### [Raw data]

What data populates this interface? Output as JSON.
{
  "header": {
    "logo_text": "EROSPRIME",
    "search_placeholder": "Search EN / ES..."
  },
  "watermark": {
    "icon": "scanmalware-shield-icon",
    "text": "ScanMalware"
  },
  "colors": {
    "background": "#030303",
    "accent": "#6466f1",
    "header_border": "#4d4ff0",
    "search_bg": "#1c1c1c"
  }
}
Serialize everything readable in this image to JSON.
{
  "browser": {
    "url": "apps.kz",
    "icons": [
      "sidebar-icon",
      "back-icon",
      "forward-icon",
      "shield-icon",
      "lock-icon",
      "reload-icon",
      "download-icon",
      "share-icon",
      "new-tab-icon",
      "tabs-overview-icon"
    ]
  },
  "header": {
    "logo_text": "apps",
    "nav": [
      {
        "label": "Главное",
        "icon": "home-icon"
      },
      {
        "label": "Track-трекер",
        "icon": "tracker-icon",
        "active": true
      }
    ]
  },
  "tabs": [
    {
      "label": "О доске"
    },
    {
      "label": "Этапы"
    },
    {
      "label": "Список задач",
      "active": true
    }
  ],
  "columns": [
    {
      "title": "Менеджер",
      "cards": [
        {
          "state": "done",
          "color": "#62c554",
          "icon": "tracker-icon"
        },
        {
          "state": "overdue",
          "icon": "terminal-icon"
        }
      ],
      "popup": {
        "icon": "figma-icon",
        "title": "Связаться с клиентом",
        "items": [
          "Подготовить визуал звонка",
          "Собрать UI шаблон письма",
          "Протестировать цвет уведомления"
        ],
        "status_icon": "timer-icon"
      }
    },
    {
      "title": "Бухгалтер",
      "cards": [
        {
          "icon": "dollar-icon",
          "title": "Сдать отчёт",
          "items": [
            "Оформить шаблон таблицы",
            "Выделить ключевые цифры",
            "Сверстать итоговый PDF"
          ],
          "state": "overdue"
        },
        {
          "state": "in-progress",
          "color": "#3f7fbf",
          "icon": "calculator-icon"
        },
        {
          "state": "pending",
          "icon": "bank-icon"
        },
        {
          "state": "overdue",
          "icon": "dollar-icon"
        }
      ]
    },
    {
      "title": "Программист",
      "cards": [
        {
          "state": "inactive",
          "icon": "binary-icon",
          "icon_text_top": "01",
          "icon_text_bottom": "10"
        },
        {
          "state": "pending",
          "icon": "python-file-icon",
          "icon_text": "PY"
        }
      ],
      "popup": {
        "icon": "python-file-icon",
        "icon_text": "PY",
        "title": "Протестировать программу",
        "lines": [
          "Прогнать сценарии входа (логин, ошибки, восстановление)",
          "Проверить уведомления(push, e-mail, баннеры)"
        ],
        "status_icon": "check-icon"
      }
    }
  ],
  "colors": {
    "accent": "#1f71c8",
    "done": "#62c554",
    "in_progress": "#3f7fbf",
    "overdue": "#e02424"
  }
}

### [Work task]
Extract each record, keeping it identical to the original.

### [Reply to the task]
What data populates this interface? Output as JSON.
{
  "header": {
    "logo_text": "EROSPRIME",
    "search_placeholder": "Search EN / ES..."
  },
  "watermark": {
    "icon": "scanmalware-shield-icon",
    "text": "ScanMalware"
  },
  "colors": {
    "background": "#030303",
    "accent": "#6466f1",
    "header_border": "#4d4ff0",
    "search_bg": "#1c1c1c"
  }
}
Serialize everything readable in this image to JSON.
{
  "browser": {
    "url": "apps.kz",
    "icons": [
      "sidebar-icon",
      "back-icon",
      "forward-icon",
      "shield-icon",
      "lock-icon",
      "reload-icon",
      "download-icon",
      "share-icon",
      "new-tab-icon",
      "tabs-overview-icon"
    ]
  },
  "header": {
    "logo_text": "apps",
    "nav": [
      {
        "label": "Главное",
        "icon": "home-icon"
      },
      {
        "label": "Track-трекер",
        "icon": "tracker-icon",
        "active": true
      }
    ]
  },
  "tabs": [
    {
      "label": "О доске"
    },
    {
      "label": "Этапы"
    },
    {
      "label": "Список задач",
      "active": true
    }
  ],
  "columns": [
    {
      "title": "Менеджер",
      "cards": [
        {
          "state": "done",
          "color": "#62c554",
          "icon": "tracker-icon"
        },
        {
          "state": "overdue",
          "icon": "terminal-icon"
        }
      ],
      "popup": {
        "icon": "figma-icon",
        "title": "Связаться с клиентом",
        "items": [
          "Подготовить визуал звонка",
          "Собрать UI шаблон письма",
          "Протестировать цвет уведомления"
        ],
        "status_icon": "timer-icon"
      }
    },
    {
      "title": "Бухгалтер",
      "cards": [
        {
          "icon": "dollar-icon",
          "title": "Сдать отчёт",
          "items": [
            "Оформить шаблон таблицы",
            "Выделить ключевые цифры",
            "Сверстать итоговый PDF"
          ],
          "state": "overdue"
        },
        {
          "state": "in-progress",
          "color": "#3f7fbf",
          "icon": "calculator-icon"
        },
        {
          "state": "pending",
          "icon": "bank-icon"
        },
        {
          "state": "overdue",
          "icon": "dollar-icon"
        }
      ]
    },
    {
      "title": "Программист",
      "cards": [
        {
          "state": "inactive",
          "icon": "binary-icon",
          "icon_text_top": "01",
          "icon_text_bottom": "10"
        },
        {
          "state": "pending",
          "icon": "python-file-icon",
          "icon_text": "PY"
        }
      ],
      "popup": {
        "icon": "python-file-icon",
        "icon_text": "PY",
        "title": "Протестировать программу",
        "lines": [
          "Прогнать сценарии входа (логин, ошибки, восстановление)",
          "Проверить уведомления(push, e-mail, баннеры)"
        ],
        "status_icon": "check-icon"
      }
    }
  ],
  "colors": {
    "accent": "#1f71c8",
    "done": "#62c554",
    "in_progress": "#3f7fbf",
    "overdue": "#e02424"
  }
}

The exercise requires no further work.